The person insisted on anonymity to discuss an ongoing investigation.
The FBI and Justice Department have been investigating whether sensitive information that flowed through Clinton's email server was mishandled.
Abedin was one of Clinton's closest aides during her tenure as the nation's top diplomat, serving as deputy chief of staff. It was not immediately clear whether other aides have been interviewed, or when or if Clinton herself might be questioned.
"From the start, Hillary Clinton has offered to answer any questions that would help the Justice Department complete its review, and we hope and expect that anyone else who is asked would do the same," Clinton campaign spokesman Brian Fallon said in a statement. "We are confident the review will conclude that nothing inappropriate took place."
It is not known how much longer the investigation will take. FBI Director James Comey has said there is no timetable for finishing the probe and that it's being handled thoroughly and without regard for political considerations.
CNN was first to report the interview with Abedin on Thursday.
A Justice Department spokeswoman declined to comment, and spokesmen for the FBI did not return messages.
On Wednesday, a federal judge in Washington said he may order Clinton, the Democratic presidential front-runner, to testify under oath about whether she used a private email server to evade public records disclosures.
The order from U.S. District Judge Emmet Sullivan granted a request from the conservative legal advocacy group Judicial Watch to question six current and former State Department staffers, including Abedin, about the creation and purpose of the email system. Those interviews would be part of a civil case from Judicial Watch about whether the State Department conducted an adequate search of public records in response to a Freedom of Information Act request.
Clinton has acknowledged during the campaign that her home-based email setup was a mistake, but insists she never sent or received any documents that were marked classified at the time.

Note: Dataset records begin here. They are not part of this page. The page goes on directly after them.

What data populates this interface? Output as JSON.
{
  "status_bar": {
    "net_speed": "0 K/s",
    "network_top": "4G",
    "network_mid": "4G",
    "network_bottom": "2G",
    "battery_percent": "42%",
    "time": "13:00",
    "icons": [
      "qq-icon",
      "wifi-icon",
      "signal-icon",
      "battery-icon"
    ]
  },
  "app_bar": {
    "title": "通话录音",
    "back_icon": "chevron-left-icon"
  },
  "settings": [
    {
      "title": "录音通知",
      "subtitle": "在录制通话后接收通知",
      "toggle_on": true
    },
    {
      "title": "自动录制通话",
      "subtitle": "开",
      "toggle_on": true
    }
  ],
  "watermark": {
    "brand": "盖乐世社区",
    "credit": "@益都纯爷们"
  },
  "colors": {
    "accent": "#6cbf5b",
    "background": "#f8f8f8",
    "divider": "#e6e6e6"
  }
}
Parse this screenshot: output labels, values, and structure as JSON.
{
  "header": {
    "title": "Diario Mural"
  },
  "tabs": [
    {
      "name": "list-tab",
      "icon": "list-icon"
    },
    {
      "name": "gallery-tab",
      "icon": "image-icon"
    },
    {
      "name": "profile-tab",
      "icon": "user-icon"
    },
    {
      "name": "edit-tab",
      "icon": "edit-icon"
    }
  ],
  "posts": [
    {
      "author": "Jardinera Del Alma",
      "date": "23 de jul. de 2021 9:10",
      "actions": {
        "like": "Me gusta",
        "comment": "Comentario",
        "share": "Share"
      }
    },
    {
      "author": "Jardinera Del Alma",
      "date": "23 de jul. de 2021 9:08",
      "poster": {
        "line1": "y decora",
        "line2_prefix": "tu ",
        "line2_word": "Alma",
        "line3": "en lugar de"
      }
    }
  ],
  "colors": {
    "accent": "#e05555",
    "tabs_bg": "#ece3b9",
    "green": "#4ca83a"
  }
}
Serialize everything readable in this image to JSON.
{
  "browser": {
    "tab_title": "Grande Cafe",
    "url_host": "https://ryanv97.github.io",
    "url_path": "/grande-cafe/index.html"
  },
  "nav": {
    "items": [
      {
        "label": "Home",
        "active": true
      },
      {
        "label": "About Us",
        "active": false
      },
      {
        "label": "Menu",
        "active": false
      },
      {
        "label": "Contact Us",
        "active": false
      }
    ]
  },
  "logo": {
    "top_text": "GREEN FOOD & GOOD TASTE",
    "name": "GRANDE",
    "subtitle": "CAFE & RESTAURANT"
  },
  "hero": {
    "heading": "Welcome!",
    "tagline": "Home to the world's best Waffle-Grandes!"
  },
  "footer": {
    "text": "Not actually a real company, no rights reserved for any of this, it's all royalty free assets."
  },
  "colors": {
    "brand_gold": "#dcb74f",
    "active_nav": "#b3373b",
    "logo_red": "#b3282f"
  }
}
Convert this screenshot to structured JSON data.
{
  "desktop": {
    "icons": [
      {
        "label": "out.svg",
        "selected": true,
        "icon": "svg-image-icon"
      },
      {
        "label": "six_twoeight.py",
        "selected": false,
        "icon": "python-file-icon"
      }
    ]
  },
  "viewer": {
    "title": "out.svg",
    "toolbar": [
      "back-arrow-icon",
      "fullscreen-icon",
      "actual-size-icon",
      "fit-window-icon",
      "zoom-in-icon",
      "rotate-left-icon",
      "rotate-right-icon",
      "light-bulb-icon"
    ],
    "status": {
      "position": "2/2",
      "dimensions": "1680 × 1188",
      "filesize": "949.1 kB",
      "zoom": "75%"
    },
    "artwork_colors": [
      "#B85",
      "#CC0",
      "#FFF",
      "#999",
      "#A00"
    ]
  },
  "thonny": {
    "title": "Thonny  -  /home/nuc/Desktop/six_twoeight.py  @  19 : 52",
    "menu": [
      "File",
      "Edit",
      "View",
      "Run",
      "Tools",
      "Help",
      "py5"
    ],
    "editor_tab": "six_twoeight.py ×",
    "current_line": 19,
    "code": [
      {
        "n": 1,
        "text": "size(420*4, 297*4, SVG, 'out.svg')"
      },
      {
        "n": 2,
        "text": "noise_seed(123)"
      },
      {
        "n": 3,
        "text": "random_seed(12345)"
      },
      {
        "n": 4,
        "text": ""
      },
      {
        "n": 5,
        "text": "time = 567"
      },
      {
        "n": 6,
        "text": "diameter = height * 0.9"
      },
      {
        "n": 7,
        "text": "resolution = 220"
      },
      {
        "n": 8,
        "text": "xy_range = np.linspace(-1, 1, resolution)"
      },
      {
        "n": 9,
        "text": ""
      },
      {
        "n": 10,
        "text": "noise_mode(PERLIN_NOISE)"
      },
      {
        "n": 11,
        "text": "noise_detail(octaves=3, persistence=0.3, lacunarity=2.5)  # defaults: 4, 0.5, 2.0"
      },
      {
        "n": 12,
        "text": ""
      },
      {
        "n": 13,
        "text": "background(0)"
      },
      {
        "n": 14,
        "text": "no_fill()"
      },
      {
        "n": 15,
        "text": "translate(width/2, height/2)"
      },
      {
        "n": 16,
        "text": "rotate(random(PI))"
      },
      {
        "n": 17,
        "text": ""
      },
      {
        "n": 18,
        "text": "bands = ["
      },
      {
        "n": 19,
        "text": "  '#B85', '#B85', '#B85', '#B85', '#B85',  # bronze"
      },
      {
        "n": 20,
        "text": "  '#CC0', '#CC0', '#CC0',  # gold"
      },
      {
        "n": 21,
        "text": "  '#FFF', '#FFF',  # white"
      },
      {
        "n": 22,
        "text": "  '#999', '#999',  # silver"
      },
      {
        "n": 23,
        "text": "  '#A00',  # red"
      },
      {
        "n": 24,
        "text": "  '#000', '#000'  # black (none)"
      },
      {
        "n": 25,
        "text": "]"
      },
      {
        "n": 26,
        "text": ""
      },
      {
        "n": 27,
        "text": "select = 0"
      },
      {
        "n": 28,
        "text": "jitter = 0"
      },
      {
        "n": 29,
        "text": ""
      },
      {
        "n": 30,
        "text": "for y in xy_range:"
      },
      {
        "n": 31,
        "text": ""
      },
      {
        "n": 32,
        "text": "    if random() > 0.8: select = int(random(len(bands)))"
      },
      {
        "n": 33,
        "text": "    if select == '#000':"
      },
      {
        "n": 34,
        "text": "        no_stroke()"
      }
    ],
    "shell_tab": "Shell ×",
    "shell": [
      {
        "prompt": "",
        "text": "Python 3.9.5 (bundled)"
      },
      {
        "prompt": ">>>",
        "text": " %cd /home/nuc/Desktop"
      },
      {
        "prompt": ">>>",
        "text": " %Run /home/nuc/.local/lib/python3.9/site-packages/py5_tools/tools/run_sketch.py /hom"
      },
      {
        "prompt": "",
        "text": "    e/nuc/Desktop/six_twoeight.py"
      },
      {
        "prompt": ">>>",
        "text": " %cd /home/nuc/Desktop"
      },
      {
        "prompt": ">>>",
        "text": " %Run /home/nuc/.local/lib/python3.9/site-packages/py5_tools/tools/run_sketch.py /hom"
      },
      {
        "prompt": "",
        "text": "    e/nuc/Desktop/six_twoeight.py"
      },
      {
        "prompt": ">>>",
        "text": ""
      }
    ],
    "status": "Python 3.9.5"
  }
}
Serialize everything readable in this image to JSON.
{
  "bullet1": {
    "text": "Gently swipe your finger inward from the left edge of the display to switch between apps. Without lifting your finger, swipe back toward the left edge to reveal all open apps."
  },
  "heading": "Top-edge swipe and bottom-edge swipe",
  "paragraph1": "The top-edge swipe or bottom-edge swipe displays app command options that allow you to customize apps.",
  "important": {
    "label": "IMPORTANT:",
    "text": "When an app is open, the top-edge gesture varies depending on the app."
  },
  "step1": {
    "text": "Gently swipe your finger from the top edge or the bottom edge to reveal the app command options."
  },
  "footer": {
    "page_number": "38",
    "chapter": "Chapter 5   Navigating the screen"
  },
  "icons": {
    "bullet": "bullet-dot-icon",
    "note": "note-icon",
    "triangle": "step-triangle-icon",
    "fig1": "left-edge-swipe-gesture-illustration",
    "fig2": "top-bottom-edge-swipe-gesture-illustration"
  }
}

She has dismissed the idea that she could face legal trouble over the use of the server, responding to a debate question in March about the prospect of a federal indictment by saying, "It's not going to happen."